# [WHAT IS BEING ASKED]
All entries need to be written out verbatim, with pictures omitted.

# [EXTRACTED DATA]
**********

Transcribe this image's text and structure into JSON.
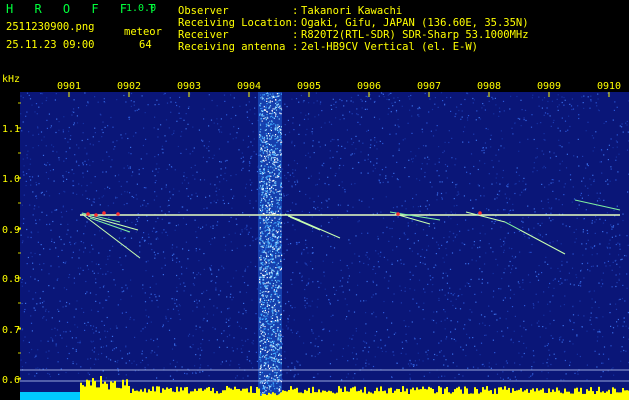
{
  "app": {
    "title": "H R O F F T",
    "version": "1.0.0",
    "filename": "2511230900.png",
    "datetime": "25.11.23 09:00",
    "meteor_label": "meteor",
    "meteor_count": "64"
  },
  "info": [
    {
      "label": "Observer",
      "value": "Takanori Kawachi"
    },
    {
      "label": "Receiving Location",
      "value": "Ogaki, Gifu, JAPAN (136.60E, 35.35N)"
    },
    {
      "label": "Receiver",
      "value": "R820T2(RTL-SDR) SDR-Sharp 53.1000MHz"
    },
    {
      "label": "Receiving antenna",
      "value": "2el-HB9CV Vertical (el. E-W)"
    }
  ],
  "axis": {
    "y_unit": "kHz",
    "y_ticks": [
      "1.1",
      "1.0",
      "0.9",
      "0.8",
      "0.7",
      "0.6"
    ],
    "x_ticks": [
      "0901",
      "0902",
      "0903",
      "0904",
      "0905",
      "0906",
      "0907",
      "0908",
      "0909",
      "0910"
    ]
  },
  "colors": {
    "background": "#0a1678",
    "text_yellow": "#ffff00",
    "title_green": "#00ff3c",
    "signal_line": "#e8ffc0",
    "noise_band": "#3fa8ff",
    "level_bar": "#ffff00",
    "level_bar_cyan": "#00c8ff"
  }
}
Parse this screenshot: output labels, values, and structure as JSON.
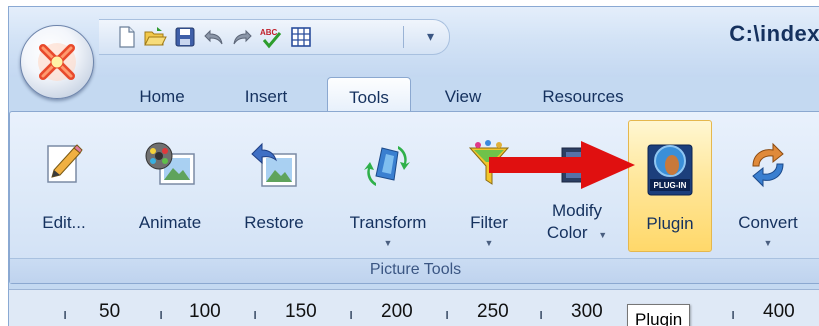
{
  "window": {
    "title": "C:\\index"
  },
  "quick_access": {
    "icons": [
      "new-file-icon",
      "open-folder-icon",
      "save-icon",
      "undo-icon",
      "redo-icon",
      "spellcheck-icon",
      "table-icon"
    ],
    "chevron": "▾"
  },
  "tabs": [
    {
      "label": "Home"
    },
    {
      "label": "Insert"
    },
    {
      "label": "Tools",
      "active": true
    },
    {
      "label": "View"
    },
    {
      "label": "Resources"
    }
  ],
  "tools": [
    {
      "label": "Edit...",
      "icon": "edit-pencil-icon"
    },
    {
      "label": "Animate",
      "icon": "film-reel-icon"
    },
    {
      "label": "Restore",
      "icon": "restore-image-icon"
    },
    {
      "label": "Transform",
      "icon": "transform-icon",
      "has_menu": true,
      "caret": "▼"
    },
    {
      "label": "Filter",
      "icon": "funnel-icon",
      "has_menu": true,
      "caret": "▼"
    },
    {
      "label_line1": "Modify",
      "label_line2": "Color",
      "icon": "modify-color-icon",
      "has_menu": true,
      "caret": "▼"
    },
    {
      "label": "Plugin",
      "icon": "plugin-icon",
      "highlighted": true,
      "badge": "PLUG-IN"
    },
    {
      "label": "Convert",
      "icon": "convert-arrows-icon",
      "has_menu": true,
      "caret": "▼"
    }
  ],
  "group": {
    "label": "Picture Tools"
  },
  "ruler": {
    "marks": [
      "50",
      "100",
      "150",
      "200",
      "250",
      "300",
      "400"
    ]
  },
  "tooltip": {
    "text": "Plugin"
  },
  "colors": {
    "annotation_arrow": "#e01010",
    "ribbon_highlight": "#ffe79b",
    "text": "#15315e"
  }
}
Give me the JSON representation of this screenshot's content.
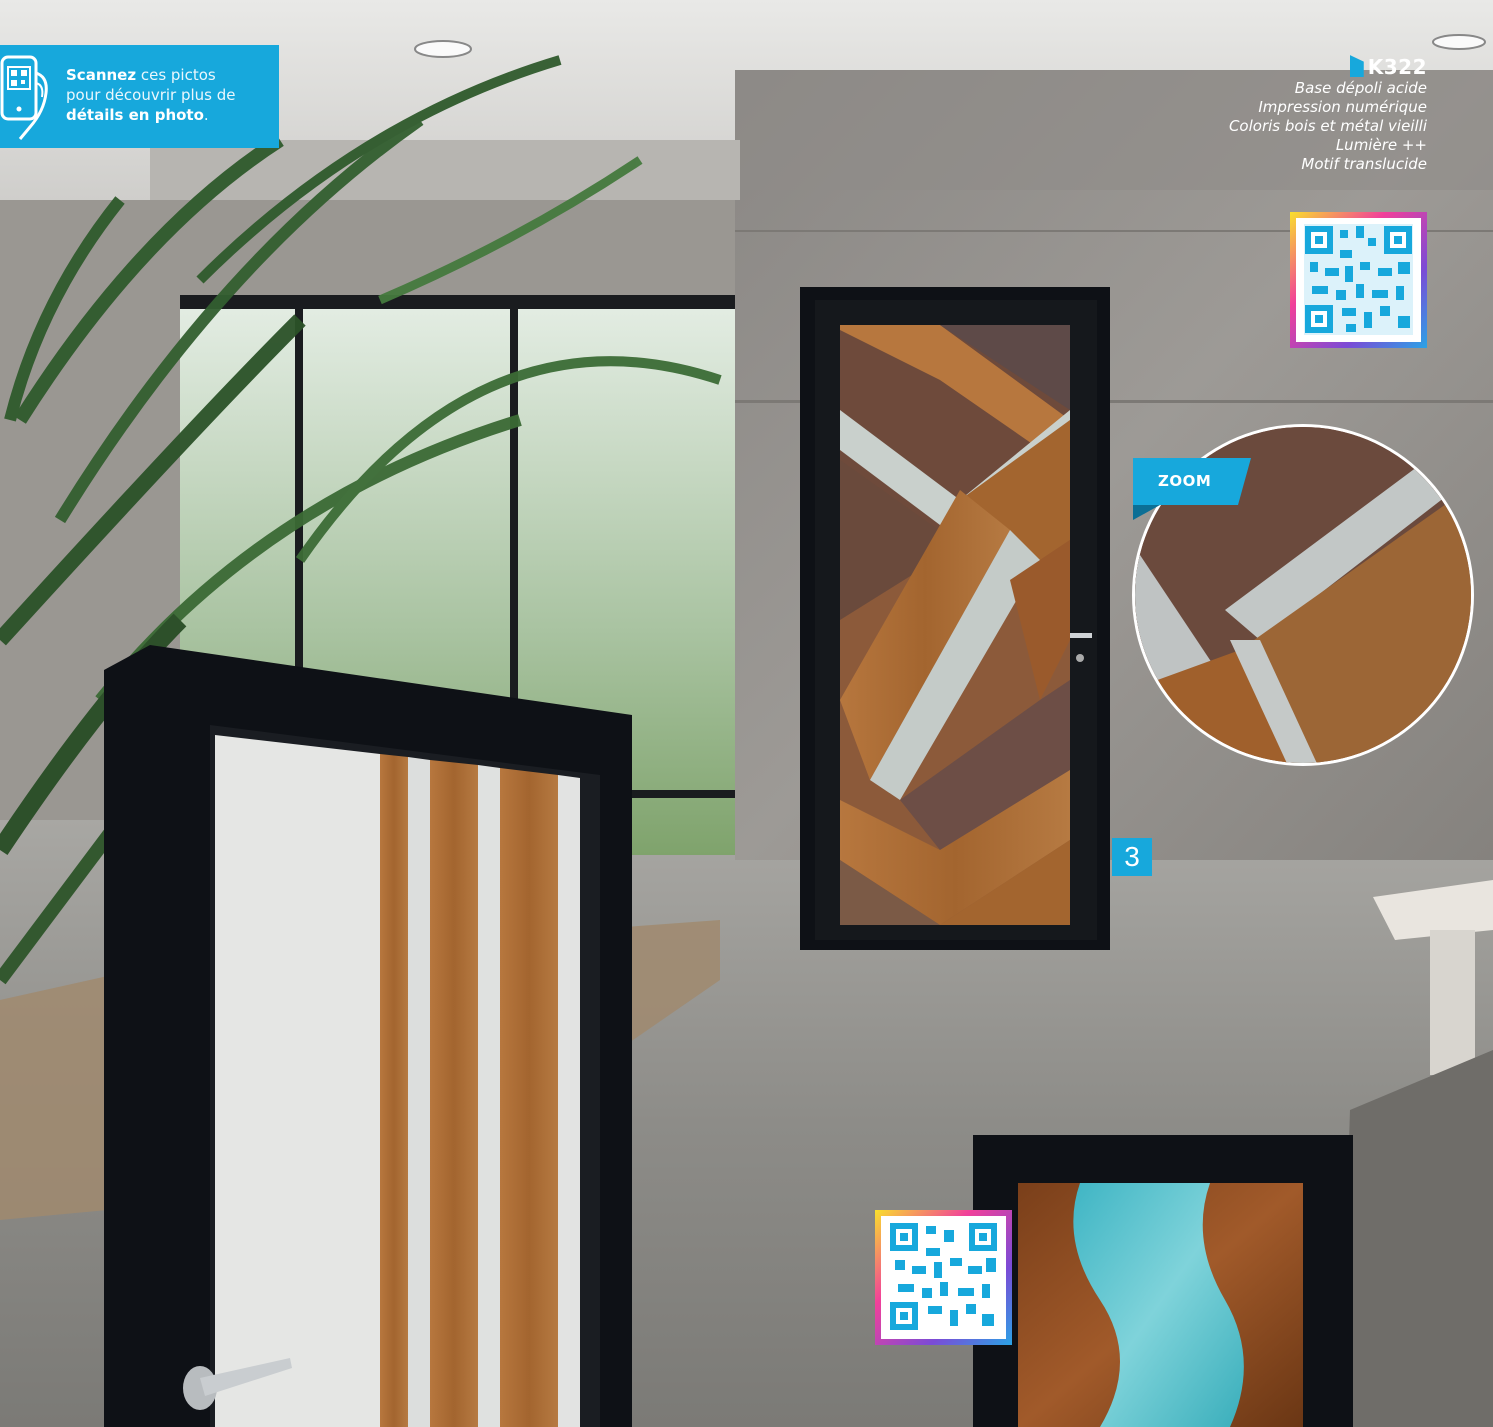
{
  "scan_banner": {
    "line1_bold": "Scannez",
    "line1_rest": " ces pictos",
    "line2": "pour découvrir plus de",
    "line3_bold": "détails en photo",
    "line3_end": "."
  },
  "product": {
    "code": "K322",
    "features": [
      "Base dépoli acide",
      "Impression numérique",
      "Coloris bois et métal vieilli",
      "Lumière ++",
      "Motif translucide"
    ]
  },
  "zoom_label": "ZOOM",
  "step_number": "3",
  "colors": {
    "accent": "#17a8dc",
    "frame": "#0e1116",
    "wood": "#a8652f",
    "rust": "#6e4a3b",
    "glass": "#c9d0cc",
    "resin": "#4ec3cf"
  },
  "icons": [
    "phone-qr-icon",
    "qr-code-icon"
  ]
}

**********

# [EXERCISE OUTPUT]
Transcribe this image's text and structure into JSON.
{
  "app": {
    "title": "H R O F F T",
    "version": "1.0.0",
    "filename": "2511230900.png",
    "datetime": "25.11.23 09:00",
    "meteor_label": "meteor",
    "meteor_count": "64"
  },
  "info": [
    {
      "label": "Observer",
      "value": "Takanori Kawachi"
    },
    {
      "label": "Receiving Location",
      "value": "Ogaki, Gifu, JAPAN (136.60E, 35.35N)"
    },
    {
      "label": "Receiver",
      "value": "R820T2(RTL-SDR) SDR-Sharp 53.1000MHz"
    },
    {
      "label": "Receiving antenna",
      "value": "2el-HB9CV Vertical (el. E-W)"
    }
  ],
  "axis": {
    "y_unit": "kHz",
    "y_ticks": [
      "1.1",
      "1.0",
      "0.9",
      "0.8",
      "0.7",
      "0.6"
    ],
    "x_ticks": [
      "0901",
      "0902",
      "0903",
      "0904",
      "0905",
      "0906",
      "0907",
      "0908",
      "0909",
      "0910"
    ]
  },
  "colors": {
    "background": "#0a1678",
    "text_yellow": "#ffff00",
    "title_green": "#00ff3c",
    "signal_line": "#e8ffc0",
    "noise_band": "#3fa8ff",
    "level_bar": "#ffff00",
    "level_bar_cyan": "#00c8ff"
  }
}
Parse this screenshot: output labels, values, and structure as JSON.
{
  "window": {
    "title": "C:\\index"
  },
  "quick_access": {
    "icons": [
      "new-file-icon",
      "open-folder-icon",
      "save-icon",
      "undo-icon",
      "redo-icon",
      "spellcheck-icon",
      "table-icon"
    ],
    "chevron": "▾"
  },
  "tabs": [
    {
      "label": "Home"
    },
    {
      "label": "Insert"
    },
    {
      "label": "Tools",
      "active": true
    },
    {
      "label": "View"
    },
    {
      "label": "Resources"
    }
  ],
  "tools": [
    {
      "label": "Edit...",
      "icon": "edit-pencil-icon"
    },
    {
      "label": "Animate",
      "icon": "film-reel-icon"
    },
    {
      "label": "Restore",
      "icon": "restore-image-icon"
    },
    {
      "label": "Transform",
      "icon": "transform-icon",
      "has_menu": true,
      "caret": "▼"
    },
    {
      "label": "Filter",
      "icon": "funnel-icon",
      "has_menu": true,
      "caret": "▼"
    },
    {
      "label_line1": "Modify",
      "label_line2": "Color",
      "icon": "modify-color-icon",
      "has_menu": true,
      "caret": "▼"
    },
    {
      "label": "Plugin",
      "icon": "plugin-icon",
      "highlighted": true,
      "badge": "PLUG-IN"
    },
    {
      "label": "Convert",
      "icon": "convert-arrows-icon",
      "has_menu": true,
      "caret": "▼"
    }
  ],
  "group": {
    "label": "Picture Tools"
  },
  "ruler": {
    "marks": [
      "50",
      "100",
      "150",
      "200",
      "250",
      "300",
      "400"
    ]
  },
  "tooltip": {
    "text": "Plugin"
  },
  "colors": {
    "annotation_arrow": "#e01010",
    "ribbon_highlight": "#ffe79b",
    "text": "#15315e"
  }
}
Give me the JSON representation of this screenshot's content.
{
  "scan_banner": {
    "line1_bold": "Scannez",
    "line1_rest": " ces pictos",
    "line2": "pour découvrir plus de",
    "line3_bold": "détails en photo",
    "line3_end": "."
  },
  "product": {
    "code": "K322",
    "features": [
      "Base dépoli acide",
      "Impression numérique",
      "Coloris bois et métal vieilli",
      "Lumière ++",
      "Motif translucide"
    ]
  },
  "zoom_label": "ZOOM",
  "step_number": "3",
  "colors": {
    "accent": "#17a8dc",
    "frame": "#0e1116",
    "wood": "#a8652f",
    "rust": "#6e4a3b",
    "glass": "#c9d0cc",
    "resin": "#4ec3cf"
  },
  "icons": [
    "phone-qr-icon",
    "qr-code-icon"
  ]
}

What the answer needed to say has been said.